ClearAll[oddPart, oddSym];
oddPart[f_] := ReplaceAll[f -> Function[x, (f[x] - f[-x])/2]];
oddSym[f_[x_]] :=
ReplaceAll[{g :
f[x] | Derivative[_][f][x] :> (g /. f -> Function[t, -f[-t]])}];


Within the internal auxiliary code for Integrate are two functions IntegrateImproperDumpOddFunction[] and IntegrateImproperDumpEvenFunction[]. I don't know what their purpose is, but it makes one hope that maybe Integrate can do what the OP wants. Combined with oddPart[] above, they can tell whether an expression is odd or even.

IntegrateImproperDumpOddFunction[Cos[x]*f''[x] // oddPart[f], x]
{IntegrateImproperDumpOddFunction[Sin[x]*f''[x] // oddPart[f], x],
IntegrateImproperDumpEvenFunction[Sin[x]*f''[x] // oddPart[f], x]}
IntegrateImproperDumpOddFunction[Sin[x]*f'''[x] // oddPart[f], x]
(*
True
{False, True}
True
*)


They even work with assumptions and an indefinite-order derivative of an odd function — very encouraging!:

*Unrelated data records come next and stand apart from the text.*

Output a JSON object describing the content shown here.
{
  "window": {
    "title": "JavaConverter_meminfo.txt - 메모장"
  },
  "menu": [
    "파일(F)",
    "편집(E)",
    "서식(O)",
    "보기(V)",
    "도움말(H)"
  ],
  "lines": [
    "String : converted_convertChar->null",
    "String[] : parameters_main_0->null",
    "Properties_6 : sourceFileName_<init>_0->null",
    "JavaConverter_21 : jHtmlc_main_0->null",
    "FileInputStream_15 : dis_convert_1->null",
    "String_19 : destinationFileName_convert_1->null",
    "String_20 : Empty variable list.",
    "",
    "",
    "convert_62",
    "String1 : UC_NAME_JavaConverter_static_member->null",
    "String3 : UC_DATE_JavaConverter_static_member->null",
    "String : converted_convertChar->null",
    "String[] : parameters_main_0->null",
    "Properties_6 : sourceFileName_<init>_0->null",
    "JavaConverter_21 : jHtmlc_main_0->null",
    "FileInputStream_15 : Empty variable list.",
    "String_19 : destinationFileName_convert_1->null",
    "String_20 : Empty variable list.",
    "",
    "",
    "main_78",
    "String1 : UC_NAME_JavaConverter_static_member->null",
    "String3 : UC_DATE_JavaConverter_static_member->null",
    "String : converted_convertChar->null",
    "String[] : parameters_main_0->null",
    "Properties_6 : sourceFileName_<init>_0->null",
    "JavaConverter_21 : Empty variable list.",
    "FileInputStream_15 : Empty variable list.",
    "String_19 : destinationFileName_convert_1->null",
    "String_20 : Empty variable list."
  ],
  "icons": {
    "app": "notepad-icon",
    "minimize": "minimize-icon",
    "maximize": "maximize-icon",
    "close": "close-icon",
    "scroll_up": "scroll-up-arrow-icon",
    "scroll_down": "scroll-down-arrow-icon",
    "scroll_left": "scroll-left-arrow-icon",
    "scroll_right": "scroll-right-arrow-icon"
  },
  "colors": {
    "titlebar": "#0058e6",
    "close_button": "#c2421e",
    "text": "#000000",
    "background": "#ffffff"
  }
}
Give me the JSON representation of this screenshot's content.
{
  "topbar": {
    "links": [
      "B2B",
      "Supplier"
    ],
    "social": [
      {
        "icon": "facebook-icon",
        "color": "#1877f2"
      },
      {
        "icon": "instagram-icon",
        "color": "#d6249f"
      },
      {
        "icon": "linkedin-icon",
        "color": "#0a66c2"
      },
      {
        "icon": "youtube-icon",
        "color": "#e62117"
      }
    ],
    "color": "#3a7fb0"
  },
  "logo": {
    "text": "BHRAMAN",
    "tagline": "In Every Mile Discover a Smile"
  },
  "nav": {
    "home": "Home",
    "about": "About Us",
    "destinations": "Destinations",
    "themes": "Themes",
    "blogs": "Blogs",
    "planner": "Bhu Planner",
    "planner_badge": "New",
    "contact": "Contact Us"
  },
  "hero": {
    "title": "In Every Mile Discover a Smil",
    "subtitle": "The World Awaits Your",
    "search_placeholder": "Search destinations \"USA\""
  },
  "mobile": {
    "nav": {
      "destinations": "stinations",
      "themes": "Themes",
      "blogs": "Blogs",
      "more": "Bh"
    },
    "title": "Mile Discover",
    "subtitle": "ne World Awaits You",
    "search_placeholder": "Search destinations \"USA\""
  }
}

IntegrateImproperDumpOddFunction[
Cos[x]*Derivative[n][f][x] // oddPart[f], x]
Assuming[Mod[n, 2] == 0,  (* n is even *)
IntegrateImproperDumpOddFunction[
Cos[x]*Derivative[n][f][x] // oddPart[f], x]
]
(*
False
True
*)


Despite all that encouragement, I failed to discover a way to get Integrate to apply the odd-symmetry to the integral. So I resorted to working outside Integrate and applying the symmetry via the utilities and symmetrizeIntegrate[], which averages the integrand and its reflection in a vertical line through the midpoint of the interval of integration. (This is a standard calculus trick.)

ClearAll[symmetrizeIntegrate];
SetAttributes[symmetrizeIntegrate, HoldAll];
symmetrizeIntegrate[Integrate[f_, {x_, a_, b_}, opts___]] :=
Integrate[(f + (f /. x -> a + b - x))/2, {x, a, b}, opts];


Indefinite example: Derivative order n, separated into odd and even cases. The three steps that implement the main idea follow the three //, the last trying to undo the conversion to the odd part in the first step. It converts back to original integrand in the OP's example, but that won't happen in every case.

Simplify[
Integrate[Cos[x]*D[f[x], {x, n}] //
oddPart[f],  (* convert to odd expression *)
{x, -a, a}] //
symmetrizeIntegrate //
oddSym[f[-x]],  (* optional: put back in terms of f[x] *)
Mod[n, 2] == 1]  (* n odd *)

(*  Integrate[Cos[x] Derivative[n][f][x], {x, -a, a}]  *)

Simplify[
Integrate[Cos[x]*D[f[x], {x, n}] //
oddPart[f],
{x, -a, a}] //
symmetrizeIntegrate //
oddSym[f[-x]],
Mod[n, 2] == 0]  (* n even *)

(*  0  *)


Definite example: n = 2.

Integrate[Cos[x]*f''[x] //
oddPart[f],
{x, -a, a}] //
symmetrizeIntegrate

(*  0  *)

• Thanks a lot, @Michael E2! I learned a lot from your answer.
– akr
Sep 2, 2022 at 14:38

Something can be done in such a way. First, we consider the derivative of the integral $$\int_a^a\cos x f''(x)\,dx$$ w.r.t. the parameter $$a$$

D[Integrate[Cos[x]*D[f[x], {x, 2}], {x, -a, a}], a]


Second, under the assumption that the function $$f$$ (and its second derivative) is odd, we simplify it to zero by

FullSimplify[D[Integrate[Cos[x]*D[f[x], {x, 2}], {x, -a, a}], a],
Assumptions -> f''[x_] + f''[-x_] == 0]


0

This implies that the integral under consideration is a constant. Since for a==0 we have 0, we conclude that constant equals zero.